───── RECORDS FOR THE TASK ─────

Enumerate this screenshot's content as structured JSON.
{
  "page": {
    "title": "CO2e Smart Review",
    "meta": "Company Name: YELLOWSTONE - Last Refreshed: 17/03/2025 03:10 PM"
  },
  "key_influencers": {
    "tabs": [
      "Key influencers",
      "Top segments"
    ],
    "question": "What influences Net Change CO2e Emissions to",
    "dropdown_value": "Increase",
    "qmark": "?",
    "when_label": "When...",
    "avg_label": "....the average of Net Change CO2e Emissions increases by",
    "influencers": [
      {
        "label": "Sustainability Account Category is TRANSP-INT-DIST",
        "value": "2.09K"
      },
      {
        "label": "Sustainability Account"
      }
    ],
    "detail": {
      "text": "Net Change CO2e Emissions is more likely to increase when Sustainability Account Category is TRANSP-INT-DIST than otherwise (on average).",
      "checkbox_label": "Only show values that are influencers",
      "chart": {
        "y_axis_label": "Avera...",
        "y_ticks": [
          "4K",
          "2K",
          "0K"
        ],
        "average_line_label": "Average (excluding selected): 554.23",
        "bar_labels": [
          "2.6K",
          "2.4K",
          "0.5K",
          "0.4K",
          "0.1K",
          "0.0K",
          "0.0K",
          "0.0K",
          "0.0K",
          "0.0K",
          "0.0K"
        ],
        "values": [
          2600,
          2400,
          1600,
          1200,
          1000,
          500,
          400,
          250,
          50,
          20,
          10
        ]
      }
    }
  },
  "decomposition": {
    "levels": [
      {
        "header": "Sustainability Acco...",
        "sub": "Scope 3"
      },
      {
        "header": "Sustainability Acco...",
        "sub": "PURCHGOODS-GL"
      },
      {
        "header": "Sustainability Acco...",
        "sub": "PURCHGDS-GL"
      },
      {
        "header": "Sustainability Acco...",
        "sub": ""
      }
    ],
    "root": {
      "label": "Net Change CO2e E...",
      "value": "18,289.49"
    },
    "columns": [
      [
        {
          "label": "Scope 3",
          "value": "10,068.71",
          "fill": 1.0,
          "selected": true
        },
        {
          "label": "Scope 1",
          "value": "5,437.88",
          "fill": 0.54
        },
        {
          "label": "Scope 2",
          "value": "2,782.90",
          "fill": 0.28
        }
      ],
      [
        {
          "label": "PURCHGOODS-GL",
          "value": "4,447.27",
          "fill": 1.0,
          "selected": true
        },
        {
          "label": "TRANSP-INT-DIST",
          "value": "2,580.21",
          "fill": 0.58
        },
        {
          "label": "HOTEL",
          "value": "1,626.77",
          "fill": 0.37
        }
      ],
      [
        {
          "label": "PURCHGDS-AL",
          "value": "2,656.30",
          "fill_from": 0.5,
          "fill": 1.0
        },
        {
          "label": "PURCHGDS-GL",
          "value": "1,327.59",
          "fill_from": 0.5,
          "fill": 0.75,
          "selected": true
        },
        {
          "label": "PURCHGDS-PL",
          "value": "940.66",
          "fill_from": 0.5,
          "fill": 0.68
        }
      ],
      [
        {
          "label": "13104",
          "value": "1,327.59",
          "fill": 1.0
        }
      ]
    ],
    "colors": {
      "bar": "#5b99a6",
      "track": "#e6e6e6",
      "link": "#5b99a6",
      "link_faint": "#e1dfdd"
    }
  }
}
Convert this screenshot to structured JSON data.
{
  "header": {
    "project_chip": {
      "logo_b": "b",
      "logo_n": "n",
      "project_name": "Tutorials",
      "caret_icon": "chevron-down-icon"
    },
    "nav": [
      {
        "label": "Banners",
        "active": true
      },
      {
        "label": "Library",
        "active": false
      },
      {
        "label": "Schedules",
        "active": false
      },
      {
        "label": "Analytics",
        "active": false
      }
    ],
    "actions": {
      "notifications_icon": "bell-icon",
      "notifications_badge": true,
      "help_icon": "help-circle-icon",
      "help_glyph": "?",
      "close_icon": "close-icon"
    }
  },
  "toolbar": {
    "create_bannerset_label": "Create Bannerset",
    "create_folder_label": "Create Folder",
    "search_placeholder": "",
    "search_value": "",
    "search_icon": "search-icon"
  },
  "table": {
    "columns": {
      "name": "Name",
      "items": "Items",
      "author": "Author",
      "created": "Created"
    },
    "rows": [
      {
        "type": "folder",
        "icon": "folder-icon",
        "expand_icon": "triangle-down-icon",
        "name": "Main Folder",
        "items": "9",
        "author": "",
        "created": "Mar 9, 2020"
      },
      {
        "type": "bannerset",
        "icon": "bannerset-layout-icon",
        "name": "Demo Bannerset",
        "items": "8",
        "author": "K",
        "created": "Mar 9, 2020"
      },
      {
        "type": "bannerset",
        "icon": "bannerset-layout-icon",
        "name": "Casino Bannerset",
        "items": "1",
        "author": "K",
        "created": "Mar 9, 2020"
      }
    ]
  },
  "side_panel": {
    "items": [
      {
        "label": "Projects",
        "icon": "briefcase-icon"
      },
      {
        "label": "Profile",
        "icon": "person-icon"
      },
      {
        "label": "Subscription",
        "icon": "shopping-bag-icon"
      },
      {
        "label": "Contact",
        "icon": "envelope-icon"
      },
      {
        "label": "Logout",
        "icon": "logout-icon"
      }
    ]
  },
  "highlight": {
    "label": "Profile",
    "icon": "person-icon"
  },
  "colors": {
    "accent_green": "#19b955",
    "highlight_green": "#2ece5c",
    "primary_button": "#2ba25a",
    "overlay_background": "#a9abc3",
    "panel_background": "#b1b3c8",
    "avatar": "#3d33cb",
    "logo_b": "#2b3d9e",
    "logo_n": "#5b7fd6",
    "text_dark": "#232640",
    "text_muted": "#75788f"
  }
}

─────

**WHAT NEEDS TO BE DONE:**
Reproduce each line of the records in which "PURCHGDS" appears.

**OUTPUT OF THE TASK:**
        "sub": "PURCHGDS-GL"
          "label": "PURCHGDS-AL",
          "label": "PURCHGDS-GL",
          "label": "PURCHGDS-PL",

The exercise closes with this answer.